I watched three movies. First, I watched Kate Beckinsale kick ass in New York in Jolt, then I watched Sasha Luss kick ass in Paris in Luc Besson’s Anna, and finally I watched Karen Gillan kick ass in Berlin in Gunpowder Milkshake.
Let’s talk about it.

Continue reading


3 Comments

The Good, the Bad and the Starfish

I am not a big fan of superhero movies.
Granted, I liked Donner’s Superman, and I can enjoy a good superhero flick once in a while, but I am not a fan, I don’t have high expectations and I don’t wait holding my breath the next Marvel or DC film.
I enjoyed the Green Arrow TV adaptation, for a while, and I like Doom Patrol. A lot of the rest I missed simply because I was not interested.
And I enjoyed the Birds of Prey film for what it was. But to me The Avengers are still John Steed and Emma Peel.

It was mostly because of Margot Robbie’s Harley Quinn and Idris Elba’s Bloodsport that I watched The Suicide Squad.
And James Gunn. I liked his old horror, Slither. I trust the guy.
Cast and director convinced me, despite the fact that I was never able to go deeper than fifteen minutes in the first film of the series, Suicide Squad, the one without a “The”.

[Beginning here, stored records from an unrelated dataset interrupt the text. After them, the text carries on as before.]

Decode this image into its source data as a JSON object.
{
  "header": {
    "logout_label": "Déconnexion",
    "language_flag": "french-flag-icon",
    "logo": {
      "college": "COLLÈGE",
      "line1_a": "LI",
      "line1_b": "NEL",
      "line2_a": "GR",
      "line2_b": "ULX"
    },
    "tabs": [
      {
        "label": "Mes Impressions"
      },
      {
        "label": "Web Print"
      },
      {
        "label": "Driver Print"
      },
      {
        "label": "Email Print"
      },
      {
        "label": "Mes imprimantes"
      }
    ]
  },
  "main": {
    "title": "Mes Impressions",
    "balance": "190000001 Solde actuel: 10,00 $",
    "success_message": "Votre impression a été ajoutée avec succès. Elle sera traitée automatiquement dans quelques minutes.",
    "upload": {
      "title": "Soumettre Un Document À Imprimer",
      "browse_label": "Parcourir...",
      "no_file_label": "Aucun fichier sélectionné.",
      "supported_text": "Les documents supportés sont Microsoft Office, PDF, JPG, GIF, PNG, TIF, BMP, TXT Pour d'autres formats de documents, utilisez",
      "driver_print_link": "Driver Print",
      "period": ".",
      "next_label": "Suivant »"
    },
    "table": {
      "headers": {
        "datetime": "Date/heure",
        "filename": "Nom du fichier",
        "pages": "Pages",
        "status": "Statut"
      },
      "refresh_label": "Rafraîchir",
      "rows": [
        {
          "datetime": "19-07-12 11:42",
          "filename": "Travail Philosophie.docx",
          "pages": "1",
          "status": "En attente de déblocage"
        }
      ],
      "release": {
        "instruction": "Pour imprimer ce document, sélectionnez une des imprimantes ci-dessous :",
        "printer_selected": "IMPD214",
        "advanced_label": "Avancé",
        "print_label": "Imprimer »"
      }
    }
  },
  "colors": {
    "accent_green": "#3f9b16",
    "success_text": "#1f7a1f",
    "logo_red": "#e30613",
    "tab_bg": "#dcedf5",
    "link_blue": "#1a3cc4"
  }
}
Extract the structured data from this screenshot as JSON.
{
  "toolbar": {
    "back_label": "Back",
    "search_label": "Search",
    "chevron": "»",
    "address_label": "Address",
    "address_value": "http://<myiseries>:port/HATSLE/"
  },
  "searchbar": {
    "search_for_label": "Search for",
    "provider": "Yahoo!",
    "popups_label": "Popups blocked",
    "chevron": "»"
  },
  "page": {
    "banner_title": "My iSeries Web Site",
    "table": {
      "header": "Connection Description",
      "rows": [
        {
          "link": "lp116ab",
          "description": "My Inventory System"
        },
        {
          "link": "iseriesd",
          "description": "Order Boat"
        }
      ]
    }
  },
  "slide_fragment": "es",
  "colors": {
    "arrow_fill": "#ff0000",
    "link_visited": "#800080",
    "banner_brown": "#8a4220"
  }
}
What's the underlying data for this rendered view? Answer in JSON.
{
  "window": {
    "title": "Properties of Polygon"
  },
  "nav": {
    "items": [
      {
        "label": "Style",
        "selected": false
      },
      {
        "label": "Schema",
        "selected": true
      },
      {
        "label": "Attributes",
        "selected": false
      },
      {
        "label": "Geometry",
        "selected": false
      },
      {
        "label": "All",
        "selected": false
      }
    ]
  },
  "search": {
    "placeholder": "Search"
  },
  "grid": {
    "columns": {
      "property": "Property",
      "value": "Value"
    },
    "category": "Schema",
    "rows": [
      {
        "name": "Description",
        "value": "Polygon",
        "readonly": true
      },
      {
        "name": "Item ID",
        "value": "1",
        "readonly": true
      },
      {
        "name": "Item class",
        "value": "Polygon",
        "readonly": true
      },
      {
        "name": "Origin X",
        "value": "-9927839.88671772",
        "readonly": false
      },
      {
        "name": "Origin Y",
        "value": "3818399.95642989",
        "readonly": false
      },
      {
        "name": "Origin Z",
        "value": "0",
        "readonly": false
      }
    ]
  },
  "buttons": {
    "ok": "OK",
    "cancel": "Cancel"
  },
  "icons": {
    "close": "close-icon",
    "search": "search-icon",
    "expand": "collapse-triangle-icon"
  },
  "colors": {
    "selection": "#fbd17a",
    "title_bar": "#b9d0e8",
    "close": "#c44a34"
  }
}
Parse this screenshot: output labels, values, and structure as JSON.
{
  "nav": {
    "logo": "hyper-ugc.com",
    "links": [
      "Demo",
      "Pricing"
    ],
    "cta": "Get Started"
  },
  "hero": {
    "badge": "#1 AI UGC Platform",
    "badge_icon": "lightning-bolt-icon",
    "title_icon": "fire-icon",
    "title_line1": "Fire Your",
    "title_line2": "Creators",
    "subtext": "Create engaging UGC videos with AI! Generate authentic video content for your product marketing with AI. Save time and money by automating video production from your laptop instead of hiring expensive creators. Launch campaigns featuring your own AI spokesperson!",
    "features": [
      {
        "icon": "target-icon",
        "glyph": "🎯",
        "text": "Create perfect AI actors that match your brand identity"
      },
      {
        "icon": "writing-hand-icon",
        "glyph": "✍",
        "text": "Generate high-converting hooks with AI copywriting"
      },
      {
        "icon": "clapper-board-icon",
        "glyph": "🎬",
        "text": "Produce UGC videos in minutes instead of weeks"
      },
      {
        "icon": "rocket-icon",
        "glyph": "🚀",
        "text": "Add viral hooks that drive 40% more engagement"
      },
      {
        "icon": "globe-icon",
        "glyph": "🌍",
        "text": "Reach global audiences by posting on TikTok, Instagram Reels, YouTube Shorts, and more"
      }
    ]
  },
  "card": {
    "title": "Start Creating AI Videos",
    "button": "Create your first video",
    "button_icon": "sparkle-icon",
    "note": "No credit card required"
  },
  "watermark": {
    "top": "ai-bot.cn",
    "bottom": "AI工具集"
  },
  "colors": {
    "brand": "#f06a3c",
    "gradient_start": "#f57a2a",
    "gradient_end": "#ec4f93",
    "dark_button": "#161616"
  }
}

Continue reading


Leave a comment

Cruisin’

Of all the movies that were somehow delayed by the pandemic, Disney’s Jungle Cruise was one of those I had been expecting with the highest anticipation. Possibly only Villeneuve’s Dune sits higher in my can’t-wait-to-see-it list for 2021.
On the downside, yes, it’s a Disney movie, and yes, it is based on a Disneyland ride. But I mean, the first Pirates of the Caribbean was based on a ride, too, right? And this one it features Dwayne Johnson and Emily Blunt, and it’ s a big pulp-style adventure with exotic locales, a treasure, wild animals, the jungle, Conquistadores, headhunters… I mean, where do I sign?

So I went and watched it.

Continue reading


Leave a comment

Mind over matter: Detective L (2019)

A very Holmes-esque mystery series set in 1930s Shanghai?
You know I’ve got to see it.
And I did.

Detective L is a 24-episodes Chinese drama series set in 1932 Shanghai, and distributed on the streaming platform Tencent Video. Newcomer Qin Xiao Man, a woman graduate from a provincial police academy, comes to the big city to serve in the local constabulary, only to be swiftly paired off with Luo Fei, a detective that sometimes acts as consultant for the police.
A Watson-Holmes dynamic ensues, with an extra of romantic tension, as mysteries are solved and a shadowy character, the Moriarty-like “Captain” emerges to provide an overarching metaplot.

The series is a rather classic Chinese serial product, with good actors, great costumes and a somewhat limited budget locations-wise. The 1930s Shanghai is brought to screen via a mix of back lot sets, actual Shanghai villas and mansions and a lot of CGI.
But it’s OK.
Granted, this Shanghai is strangely devoid of Westerners of any kind, and a few glaring errors, prop-wise, caused a laugh-out-loud moment or two (one word: the gramophone turntable), but really, this is light entertainment, not a documentary. So it’s OK.
Even the quirky anachronistic soundtrack really works.

The leads are charming, and the idea of developing a mystery over an arc of three episodes allows a modicum of welcome development. These are classic locked room mysteries, more puzzles than in-depth investigations of the human soul, and it’s fine like that.
Even the comedy manages to be classy – not a given, with Chinese series and Western tastes.

If you are interested, you can find the whole series on Youtube, in mandarin but with English subtitles.
It’s a nice way to spend half an hour before dinner.